Ocoee resident, retired hurdling athlete shares Olympics experience
You could say Delloreen Ennis’ track career began when she headed to Abilene Christian University on a full track scholarship in 1995.
But for Ennis, an Ocoee resident and native of Jamaica, her love of running truly started when she was a child growing up in Jamaica, racing her friends to the shop to get groceries for their parents.
Now, five years into retirement, Ennis has channeled her passion into a new role as a recreational specialist for Orange County.
ON TRACK FOR SUCCESS
Ennis was born and raised in Jamaica, and she and her friends constantly turned running errands for their parents into competitions.
“Growing up in my country we pretty much ran to most places,” she said. “It’s fun for us, and the kids have competitions where we’d try to run to see who could make it to the shop (and back) the fastest. That’s how it started — running places, getting together with the kids at the time in our district and just having fun. We played soccer, we ran around, just different stuff.”

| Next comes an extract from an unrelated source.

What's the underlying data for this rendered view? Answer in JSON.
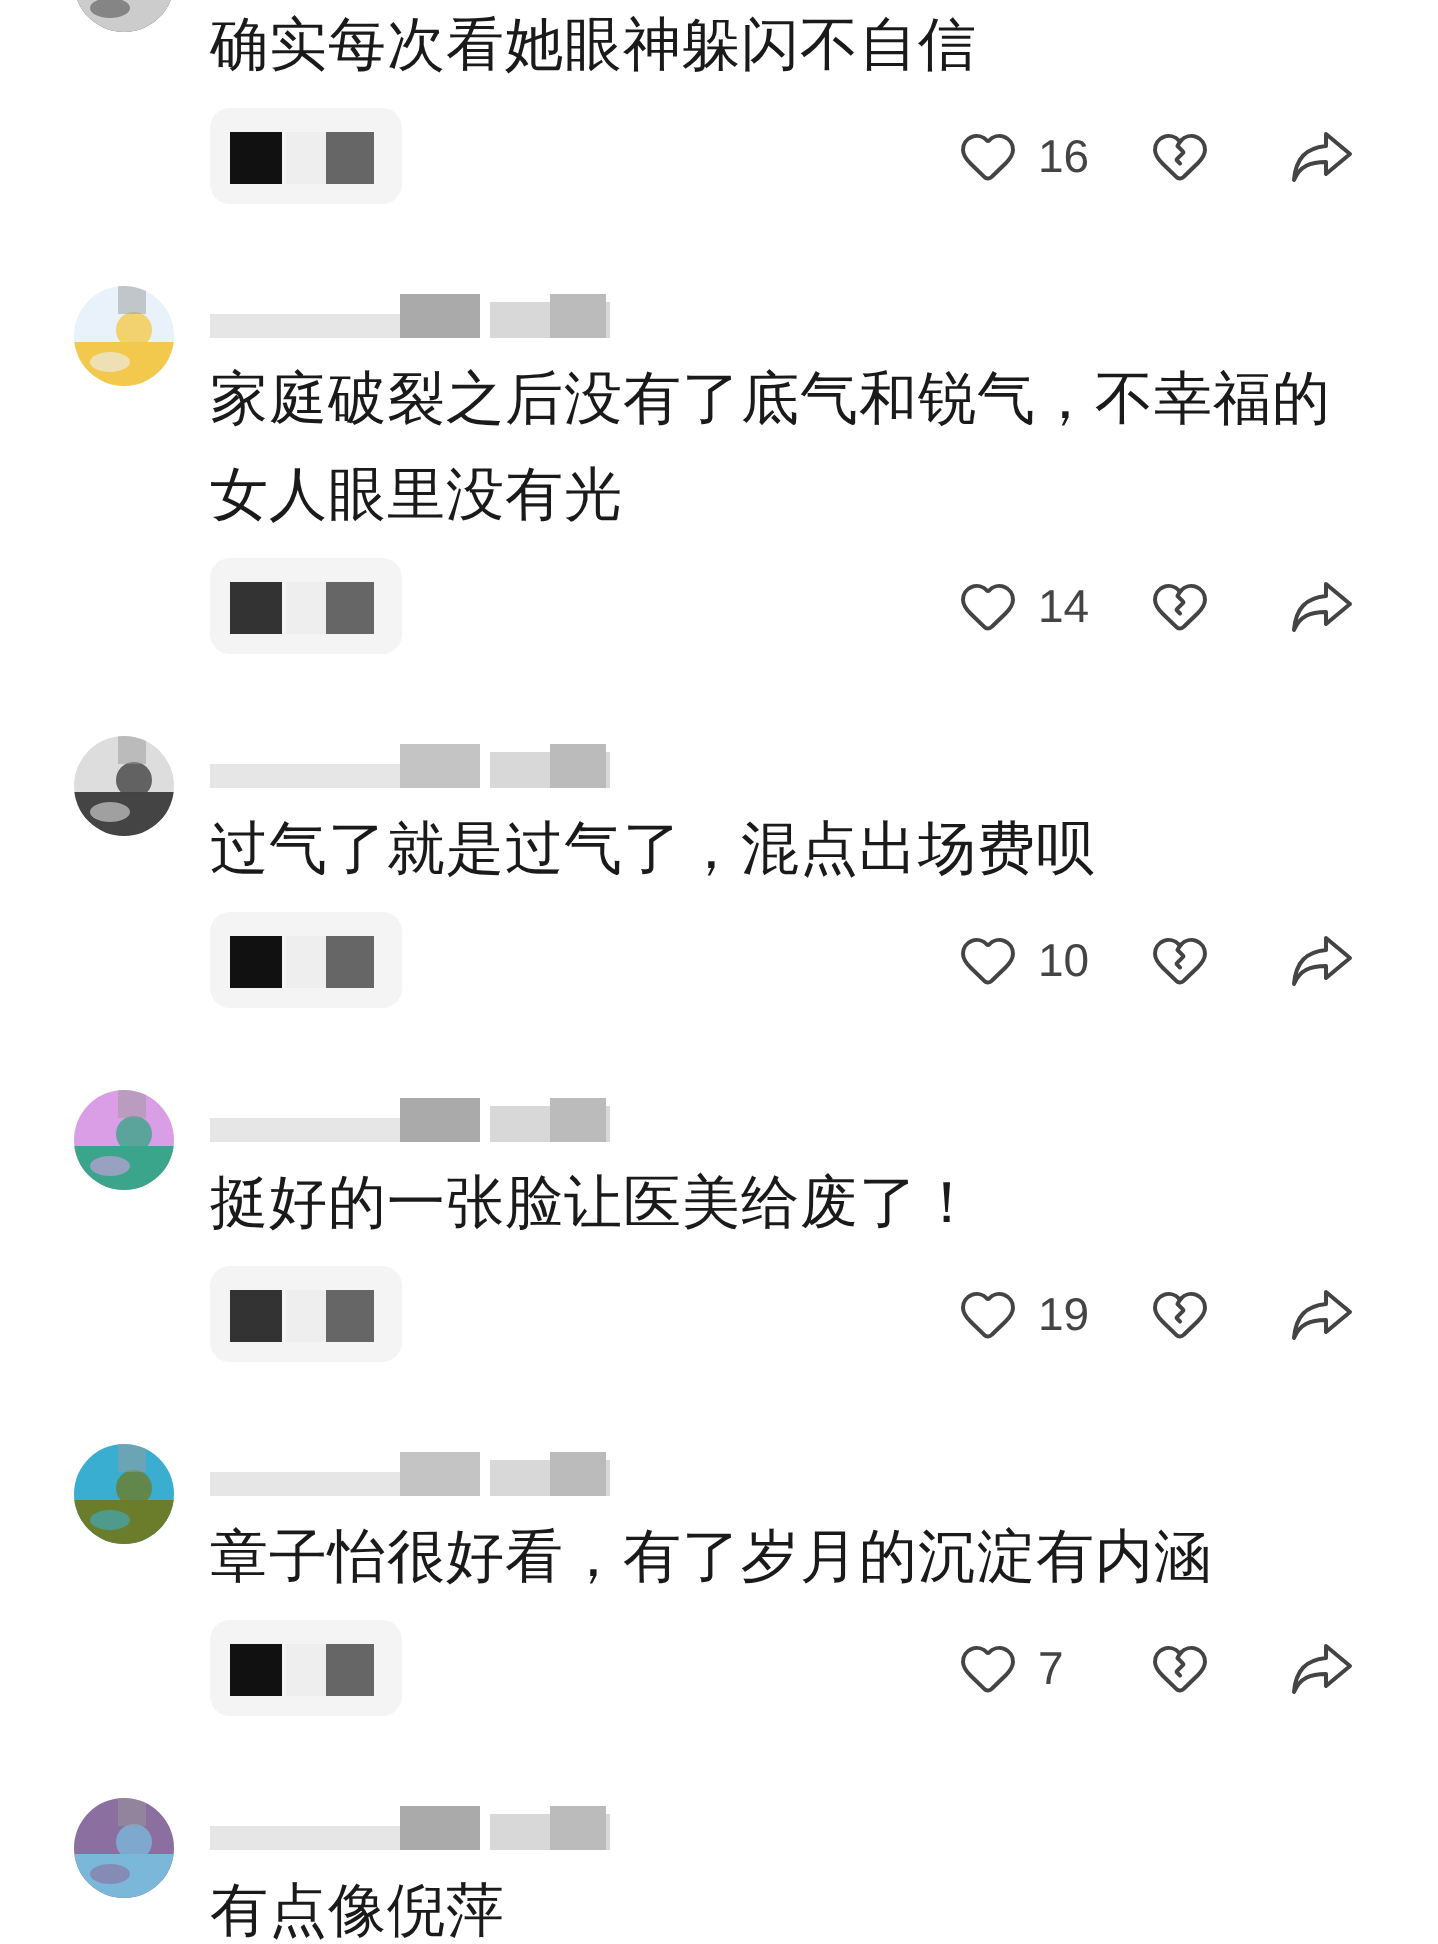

Her love of running grew as she transitioned from middle to high school in Jamaica. Coaches at the high school saw her talent and pushed her to work hard and improve at her craft. The fruits of her labor were rewarded with a full track scholarship to ACU in 1995. It was the first time she left home, and she spent a lot of time there in Texas during her career
“My major was business management, and that’s what I got my degree in in four years,” she said. “As track athletes, we normally get an extra year, but I accomplished all of my classes in four years. I was the only one in my family who went to college, as well, so I wanted to make them proud. Being away from home I didn’t want to get caught up and get distracted, so I was very focused and knew what I was up against.”
Her collegiate career was a successful one: She won a total of eight NCAA short-hurdle championships in her four years and also holds the record in the100-meter hurdle for ACU. After attending the meets, getting exposure and knowing she was successfully competing against top athletes, she saw another opportunity ahead of her — the Olympics.
Ennis went back home to Jamaica and competed in the Olympic trials there, finishing in the top three and punching her ticket to the Olympics three times — Sydney in 2000, Athens in 2004 and Beijing in 2008.
“My first Olympics, I made it to all my finals, and that was big for me, because you’re competing against the world, but I would finish in fourth (in the final),” she said. “I (was) always very close to getting a medal, but it’s so devastating, especially at the last one I competed in in Beijing. I was so close to being in second position, but we were all running at that last hurdle to the finish line, and I kind of twisted my body outside the line so I ended up finishing fifth in the final. That was very hard for me, because that was the moment, I was competing really good that year, and I was so close but ended up walking away without a medal.”
FINISHING THE RACE
Aside from the Olympics, Ennis also competed in four World Championships. She won bronze medals in 2007 and 2009 and a silver in 2005.
“It’s all about coming together and competing for your country: When you put on that uniform, you’re very proud to know that you’re out there for your country,” she said.
The training to maintain her body during her professional career was rigorous — sometimes up to five hours a day, seven days a week — but it was worth it.
“It takes a lot of dedication and focus, and a lot of hard work,”she said. “The way my schedule was normally set up in terms of my training regimen, I would get up about 8 a.m. and make sure I had my breakfast, and go to the track around 10 a.m. I would be there until 1 or maybe 2 p.m. some days, because ... I had to go to the gym right after that. You’re looking at maybe three to four hours, then getting a massage and getting an ice bath.
“You’re constantly doing something to make sure you’re maintaining your body,” she said. “You don’t want to risk the injuries, and you try to do maintenance work to prevent that from happening.”
Ennis retired from professional running in 2013 at age 38 after tearing her quadriceps, which required a long recovery process. The injuries begin to take a toll on the body, she said, and most people retire from professional running around age 35. After her retirement, she moved from Texas to Florida to be closer to friends and family.
Despite barely missing the podium during her three Olympic experiences, Ennis said she is proud of her career.
“I was able to use my talent to get an education, because (I was) able to get a full track scholarship for four years and did not have to pay anything, so that to me was good,” she said. “To top it off (I got to go to) three Olympics. A lot of athletes don’t get that opportunity to represent their country every four years. ... I really don’t have any regrets — I miss the traveling and seeing the world — but I walk away knowing I’ve done it all.”